it is extensible while making it reliable and fast is beyond rocket science. Our architecture is designed for
flexibility and we will see LDAP acquire new concepts that have existed in the RDBMS world for years now.
LDAP will see a day when it has triggers, stored procedures, views and queues very soon to make it more
useful than ever.
Just keep in mind that an LDAP server is both a network server and a database server at the same time.
Most legacy LDAP servers are severely brittle. ApacheDS is something that will brew over time but hopefully
when we get to that mark it will still be extensible so we can build on it to take LDAP to places it's never
gone before. Also because of a flexible architecture we'll be able to implement much more sophisticated
algorithms that give us an advantage in each respect.
LDAP servers today do no justice to the technology. I think we have a chance to bring this protocol to the
So let's not freak when people try to compare ApacheDS to other servers on the basis of performance or other
metrics. All these aspects will be brought to par gradually together. After all many people are a bit intimidated
by what we're doing. Let the passion and vision drive us not the need to keep up with other servers around us
based on what they perceive to be the hottest aspect this month.
Eventually we'll be at the same level as other servers out there. And hopefully those other efforts will start to
take LDAP where we want it to go just because they want to remain competitive with our feature set.
Andrew C. Oliver a écrit :
> Stefan Zoerner wrote:
>> Ole Ersoy wrote:
>>> Yeah - Would be great if they would just drop the whole thing
>>> and go with something superior like ADS :-). They did it with
>>> Geronimo, now it's ADS's turn.
>> I just talked about the WebApp. I do not think that ApacheDS is
>> superior to TivoliDS yet. TivoliDS has a very solid persistence (DB2)
>> and has some really large installations in production for ages.
> DB2's locking scheme isn't very good for assuring consistency on read

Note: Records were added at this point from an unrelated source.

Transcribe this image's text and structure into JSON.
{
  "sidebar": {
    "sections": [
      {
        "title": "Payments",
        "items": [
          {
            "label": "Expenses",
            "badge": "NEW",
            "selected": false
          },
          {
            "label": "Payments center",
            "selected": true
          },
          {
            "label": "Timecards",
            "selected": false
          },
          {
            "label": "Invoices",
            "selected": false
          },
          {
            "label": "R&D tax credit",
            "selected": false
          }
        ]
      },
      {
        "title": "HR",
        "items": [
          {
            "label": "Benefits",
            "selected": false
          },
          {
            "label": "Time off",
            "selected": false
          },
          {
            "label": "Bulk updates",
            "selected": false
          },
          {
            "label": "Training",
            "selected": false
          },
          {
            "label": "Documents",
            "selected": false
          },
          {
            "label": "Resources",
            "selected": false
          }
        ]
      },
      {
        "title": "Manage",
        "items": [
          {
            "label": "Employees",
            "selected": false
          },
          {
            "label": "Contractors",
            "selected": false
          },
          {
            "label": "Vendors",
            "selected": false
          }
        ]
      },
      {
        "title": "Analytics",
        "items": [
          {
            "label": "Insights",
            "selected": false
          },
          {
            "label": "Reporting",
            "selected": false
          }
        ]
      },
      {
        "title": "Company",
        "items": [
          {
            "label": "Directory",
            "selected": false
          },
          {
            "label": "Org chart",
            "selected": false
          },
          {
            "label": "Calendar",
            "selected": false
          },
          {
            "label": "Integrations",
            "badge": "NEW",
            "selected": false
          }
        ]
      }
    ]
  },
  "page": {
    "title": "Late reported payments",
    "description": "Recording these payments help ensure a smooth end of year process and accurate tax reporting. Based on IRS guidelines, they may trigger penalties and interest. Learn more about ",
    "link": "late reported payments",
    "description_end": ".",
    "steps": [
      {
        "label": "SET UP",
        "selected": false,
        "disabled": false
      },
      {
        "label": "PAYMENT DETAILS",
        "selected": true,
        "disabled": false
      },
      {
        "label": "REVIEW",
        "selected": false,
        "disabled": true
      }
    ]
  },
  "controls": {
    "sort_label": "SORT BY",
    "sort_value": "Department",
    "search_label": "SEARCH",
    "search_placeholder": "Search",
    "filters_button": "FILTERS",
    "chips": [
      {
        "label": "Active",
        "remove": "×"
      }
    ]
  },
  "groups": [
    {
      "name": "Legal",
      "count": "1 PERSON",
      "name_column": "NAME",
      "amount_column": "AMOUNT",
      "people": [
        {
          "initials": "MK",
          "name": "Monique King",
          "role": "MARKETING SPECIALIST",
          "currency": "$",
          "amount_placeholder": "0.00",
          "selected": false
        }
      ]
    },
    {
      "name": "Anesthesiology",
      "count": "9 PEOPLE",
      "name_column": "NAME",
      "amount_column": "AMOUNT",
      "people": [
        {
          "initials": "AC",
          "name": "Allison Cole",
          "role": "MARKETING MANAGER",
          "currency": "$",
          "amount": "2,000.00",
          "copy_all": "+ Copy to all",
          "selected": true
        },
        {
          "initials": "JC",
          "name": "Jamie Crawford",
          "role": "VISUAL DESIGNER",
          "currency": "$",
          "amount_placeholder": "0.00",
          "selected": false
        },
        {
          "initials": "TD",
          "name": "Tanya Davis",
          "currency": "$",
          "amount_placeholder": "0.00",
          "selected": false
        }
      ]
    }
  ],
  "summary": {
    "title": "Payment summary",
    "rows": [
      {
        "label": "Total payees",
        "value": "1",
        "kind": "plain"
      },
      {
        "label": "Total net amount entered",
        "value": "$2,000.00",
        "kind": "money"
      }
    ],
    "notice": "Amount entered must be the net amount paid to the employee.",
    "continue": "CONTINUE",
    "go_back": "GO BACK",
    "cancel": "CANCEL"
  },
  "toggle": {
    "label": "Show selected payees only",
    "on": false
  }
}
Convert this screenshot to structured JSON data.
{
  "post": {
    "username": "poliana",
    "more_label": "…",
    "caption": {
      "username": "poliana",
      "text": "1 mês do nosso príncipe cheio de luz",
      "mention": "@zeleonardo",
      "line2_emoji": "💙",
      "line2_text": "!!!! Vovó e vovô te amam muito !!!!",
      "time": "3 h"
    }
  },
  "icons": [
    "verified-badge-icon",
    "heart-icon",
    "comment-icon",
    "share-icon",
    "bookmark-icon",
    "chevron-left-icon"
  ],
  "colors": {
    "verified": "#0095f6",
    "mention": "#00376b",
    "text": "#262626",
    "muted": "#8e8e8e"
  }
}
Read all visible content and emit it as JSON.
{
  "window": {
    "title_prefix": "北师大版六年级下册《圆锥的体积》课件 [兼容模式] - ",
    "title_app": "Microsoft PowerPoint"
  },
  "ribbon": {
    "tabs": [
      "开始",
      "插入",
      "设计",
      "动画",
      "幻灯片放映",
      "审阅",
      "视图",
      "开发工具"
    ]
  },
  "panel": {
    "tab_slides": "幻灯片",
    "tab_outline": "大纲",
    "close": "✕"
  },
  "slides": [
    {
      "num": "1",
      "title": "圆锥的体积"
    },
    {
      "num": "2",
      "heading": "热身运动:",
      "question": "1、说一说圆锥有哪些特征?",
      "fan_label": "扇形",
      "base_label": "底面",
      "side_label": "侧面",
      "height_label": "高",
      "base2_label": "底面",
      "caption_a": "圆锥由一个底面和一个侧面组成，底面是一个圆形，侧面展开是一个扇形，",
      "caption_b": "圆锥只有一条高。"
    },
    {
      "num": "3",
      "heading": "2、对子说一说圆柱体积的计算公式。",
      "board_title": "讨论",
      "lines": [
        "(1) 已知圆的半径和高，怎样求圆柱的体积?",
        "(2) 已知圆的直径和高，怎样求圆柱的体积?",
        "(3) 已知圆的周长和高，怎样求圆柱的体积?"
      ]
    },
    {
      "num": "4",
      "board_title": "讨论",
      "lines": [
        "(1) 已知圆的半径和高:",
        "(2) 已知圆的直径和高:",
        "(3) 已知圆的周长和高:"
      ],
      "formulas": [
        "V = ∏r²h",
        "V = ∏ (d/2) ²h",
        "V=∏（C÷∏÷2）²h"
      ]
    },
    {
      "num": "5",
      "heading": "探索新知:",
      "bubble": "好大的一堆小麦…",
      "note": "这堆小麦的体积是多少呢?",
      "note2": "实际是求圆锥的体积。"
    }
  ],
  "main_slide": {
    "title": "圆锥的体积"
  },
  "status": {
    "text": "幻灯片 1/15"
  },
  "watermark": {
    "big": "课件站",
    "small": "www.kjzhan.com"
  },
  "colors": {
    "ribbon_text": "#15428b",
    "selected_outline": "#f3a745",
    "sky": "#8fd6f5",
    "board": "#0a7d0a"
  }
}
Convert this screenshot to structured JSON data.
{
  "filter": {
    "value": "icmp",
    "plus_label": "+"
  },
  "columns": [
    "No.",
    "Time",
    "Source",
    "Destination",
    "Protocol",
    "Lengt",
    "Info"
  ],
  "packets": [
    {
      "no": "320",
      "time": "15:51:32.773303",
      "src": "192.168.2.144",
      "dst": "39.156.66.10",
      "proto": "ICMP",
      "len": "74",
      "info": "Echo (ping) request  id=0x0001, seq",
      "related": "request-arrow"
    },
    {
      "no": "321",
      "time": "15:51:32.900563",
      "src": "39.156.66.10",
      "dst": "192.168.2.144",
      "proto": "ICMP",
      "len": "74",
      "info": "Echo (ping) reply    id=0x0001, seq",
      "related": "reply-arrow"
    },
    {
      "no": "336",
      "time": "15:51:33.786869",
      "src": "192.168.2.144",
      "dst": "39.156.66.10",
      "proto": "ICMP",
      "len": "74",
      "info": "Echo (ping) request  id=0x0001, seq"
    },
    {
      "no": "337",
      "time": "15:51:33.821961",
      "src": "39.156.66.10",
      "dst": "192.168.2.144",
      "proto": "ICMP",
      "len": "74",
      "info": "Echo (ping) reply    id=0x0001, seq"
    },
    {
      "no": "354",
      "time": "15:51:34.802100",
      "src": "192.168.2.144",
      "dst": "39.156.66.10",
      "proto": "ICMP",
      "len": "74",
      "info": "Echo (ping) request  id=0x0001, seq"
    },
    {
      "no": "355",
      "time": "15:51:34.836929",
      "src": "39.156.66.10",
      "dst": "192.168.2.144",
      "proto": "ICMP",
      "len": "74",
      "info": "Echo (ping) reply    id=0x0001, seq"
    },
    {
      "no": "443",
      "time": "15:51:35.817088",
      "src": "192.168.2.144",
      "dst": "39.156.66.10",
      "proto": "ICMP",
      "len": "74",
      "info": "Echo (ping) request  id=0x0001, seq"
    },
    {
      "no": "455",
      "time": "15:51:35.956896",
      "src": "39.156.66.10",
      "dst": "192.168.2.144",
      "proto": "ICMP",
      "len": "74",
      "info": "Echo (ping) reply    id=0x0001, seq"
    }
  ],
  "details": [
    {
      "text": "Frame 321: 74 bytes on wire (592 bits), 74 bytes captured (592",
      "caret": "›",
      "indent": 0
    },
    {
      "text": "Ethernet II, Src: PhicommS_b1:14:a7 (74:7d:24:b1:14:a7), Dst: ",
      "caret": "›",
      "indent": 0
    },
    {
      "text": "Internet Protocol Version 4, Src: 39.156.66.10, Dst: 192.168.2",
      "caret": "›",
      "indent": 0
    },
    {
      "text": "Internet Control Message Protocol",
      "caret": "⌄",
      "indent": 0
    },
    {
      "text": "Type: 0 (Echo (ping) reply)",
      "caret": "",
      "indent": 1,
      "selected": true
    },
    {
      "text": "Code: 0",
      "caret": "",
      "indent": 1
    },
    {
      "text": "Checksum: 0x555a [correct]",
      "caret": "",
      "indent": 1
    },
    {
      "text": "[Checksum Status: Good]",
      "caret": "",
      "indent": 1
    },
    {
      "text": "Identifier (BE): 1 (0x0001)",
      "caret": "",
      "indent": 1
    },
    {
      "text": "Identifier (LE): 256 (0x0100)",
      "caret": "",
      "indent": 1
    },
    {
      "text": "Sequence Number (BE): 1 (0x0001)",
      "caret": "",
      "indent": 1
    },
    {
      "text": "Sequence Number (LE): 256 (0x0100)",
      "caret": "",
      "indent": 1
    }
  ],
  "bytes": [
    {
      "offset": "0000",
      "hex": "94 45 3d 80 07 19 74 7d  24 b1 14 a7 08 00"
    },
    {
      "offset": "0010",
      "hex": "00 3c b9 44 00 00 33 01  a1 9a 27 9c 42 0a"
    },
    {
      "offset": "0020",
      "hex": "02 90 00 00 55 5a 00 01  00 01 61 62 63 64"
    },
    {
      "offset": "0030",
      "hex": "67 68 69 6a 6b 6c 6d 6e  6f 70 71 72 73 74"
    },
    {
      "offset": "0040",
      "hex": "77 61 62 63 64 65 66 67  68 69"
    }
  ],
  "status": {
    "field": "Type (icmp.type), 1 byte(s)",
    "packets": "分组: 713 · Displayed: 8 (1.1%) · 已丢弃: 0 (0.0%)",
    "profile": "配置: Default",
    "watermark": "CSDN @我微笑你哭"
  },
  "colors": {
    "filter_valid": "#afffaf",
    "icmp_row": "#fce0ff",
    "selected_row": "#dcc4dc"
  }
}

> mostly systems.
I have seen DB2+TivoliDS used in a big company with more than 70 000 000
entries. Stable, reliable. I wish ADS is half as good as TivoliDS + DB2 ;)